**Exercise**
Which lines of the records below contain the string "GIF压缩"? Report each of them.

(Element data from apps and pages)
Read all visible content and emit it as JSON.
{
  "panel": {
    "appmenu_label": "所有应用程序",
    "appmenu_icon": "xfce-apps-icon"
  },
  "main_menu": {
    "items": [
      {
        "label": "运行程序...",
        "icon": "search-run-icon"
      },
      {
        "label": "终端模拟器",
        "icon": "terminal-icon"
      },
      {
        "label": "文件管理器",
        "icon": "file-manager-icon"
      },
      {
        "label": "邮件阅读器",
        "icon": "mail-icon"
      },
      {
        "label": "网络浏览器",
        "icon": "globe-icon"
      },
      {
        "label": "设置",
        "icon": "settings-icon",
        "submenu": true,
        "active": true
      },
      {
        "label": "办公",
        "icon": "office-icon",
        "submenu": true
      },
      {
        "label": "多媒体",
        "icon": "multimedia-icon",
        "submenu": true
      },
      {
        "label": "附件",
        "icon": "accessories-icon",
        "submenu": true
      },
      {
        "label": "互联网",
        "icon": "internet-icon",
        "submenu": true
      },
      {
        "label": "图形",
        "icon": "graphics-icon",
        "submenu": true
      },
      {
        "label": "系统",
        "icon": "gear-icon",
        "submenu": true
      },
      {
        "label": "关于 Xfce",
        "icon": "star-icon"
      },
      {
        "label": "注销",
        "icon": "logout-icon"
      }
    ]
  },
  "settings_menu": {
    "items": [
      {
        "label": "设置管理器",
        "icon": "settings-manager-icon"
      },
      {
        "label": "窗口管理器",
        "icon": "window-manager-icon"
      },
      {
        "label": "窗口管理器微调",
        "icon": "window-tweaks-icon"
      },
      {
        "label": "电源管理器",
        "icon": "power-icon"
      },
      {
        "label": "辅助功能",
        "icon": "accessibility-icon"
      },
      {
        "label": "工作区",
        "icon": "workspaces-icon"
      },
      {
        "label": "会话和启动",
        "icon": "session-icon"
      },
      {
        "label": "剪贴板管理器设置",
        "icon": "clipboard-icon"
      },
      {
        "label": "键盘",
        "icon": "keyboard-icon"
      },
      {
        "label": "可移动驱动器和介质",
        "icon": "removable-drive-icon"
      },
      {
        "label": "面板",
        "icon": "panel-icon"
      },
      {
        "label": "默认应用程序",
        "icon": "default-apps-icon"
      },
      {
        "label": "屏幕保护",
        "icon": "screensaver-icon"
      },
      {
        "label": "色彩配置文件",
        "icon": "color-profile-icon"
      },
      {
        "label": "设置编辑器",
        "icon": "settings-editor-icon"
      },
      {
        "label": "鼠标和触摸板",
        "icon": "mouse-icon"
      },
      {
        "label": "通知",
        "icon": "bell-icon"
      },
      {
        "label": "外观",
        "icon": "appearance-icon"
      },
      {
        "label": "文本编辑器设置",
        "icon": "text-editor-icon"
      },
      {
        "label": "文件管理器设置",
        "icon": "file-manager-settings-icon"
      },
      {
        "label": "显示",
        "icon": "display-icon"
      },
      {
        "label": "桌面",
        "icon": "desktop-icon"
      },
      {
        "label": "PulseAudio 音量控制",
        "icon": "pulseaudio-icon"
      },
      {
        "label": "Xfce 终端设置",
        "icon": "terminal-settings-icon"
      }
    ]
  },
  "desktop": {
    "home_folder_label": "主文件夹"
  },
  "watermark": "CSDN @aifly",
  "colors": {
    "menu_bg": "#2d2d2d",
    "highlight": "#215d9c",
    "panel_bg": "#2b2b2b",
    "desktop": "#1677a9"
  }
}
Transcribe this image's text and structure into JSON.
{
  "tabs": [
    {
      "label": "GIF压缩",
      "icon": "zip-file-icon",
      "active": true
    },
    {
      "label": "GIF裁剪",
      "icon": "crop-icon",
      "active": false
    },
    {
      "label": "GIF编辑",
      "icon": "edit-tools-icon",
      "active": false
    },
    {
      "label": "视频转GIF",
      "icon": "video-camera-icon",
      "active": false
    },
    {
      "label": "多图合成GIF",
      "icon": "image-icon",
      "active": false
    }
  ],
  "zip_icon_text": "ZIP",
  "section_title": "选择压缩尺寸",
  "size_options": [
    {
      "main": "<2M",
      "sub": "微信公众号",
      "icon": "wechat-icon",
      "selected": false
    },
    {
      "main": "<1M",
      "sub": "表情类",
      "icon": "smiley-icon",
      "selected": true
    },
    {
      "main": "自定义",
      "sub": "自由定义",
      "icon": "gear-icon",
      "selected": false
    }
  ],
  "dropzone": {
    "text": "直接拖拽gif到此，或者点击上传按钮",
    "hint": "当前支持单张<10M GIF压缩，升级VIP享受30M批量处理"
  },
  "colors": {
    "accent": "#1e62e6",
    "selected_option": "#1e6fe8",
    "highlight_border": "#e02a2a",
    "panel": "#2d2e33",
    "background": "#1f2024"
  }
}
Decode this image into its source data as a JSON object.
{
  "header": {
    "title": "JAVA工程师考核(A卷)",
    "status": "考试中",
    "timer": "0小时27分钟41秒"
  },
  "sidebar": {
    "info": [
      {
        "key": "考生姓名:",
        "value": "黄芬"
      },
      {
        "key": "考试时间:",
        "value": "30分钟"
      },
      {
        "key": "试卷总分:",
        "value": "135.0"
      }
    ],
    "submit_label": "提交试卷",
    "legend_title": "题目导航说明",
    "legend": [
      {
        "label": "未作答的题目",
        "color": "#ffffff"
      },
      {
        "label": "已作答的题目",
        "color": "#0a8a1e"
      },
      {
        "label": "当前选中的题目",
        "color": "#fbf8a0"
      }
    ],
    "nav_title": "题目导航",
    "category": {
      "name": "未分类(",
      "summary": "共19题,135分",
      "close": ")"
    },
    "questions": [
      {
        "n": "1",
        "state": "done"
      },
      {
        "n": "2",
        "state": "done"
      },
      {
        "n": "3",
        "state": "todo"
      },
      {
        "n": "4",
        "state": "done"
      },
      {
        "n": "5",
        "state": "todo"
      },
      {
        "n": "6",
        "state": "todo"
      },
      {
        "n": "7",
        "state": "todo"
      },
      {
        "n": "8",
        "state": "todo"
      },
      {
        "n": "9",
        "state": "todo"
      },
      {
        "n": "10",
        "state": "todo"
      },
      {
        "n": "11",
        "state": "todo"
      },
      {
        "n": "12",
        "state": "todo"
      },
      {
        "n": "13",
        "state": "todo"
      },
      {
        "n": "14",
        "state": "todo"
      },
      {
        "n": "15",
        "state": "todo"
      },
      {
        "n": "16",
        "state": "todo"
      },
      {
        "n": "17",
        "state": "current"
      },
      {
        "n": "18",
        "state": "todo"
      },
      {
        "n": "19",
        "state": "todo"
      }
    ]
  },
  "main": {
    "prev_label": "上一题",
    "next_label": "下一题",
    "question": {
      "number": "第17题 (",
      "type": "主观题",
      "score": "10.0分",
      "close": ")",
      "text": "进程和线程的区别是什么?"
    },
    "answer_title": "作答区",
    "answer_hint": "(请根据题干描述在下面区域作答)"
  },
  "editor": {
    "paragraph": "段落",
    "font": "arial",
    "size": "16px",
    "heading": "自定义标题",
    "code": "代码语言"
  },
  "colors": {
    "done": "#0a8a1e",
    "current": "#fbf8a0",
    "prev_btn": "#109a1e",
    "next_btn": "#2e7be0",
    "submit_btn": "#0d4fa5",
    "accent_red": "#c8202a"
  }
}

**Reply to the exercise**
      "label": "GIF压缩",
    "hint": "当前支持单张<10M GIF压缩，升级VIP享受30M批量处理"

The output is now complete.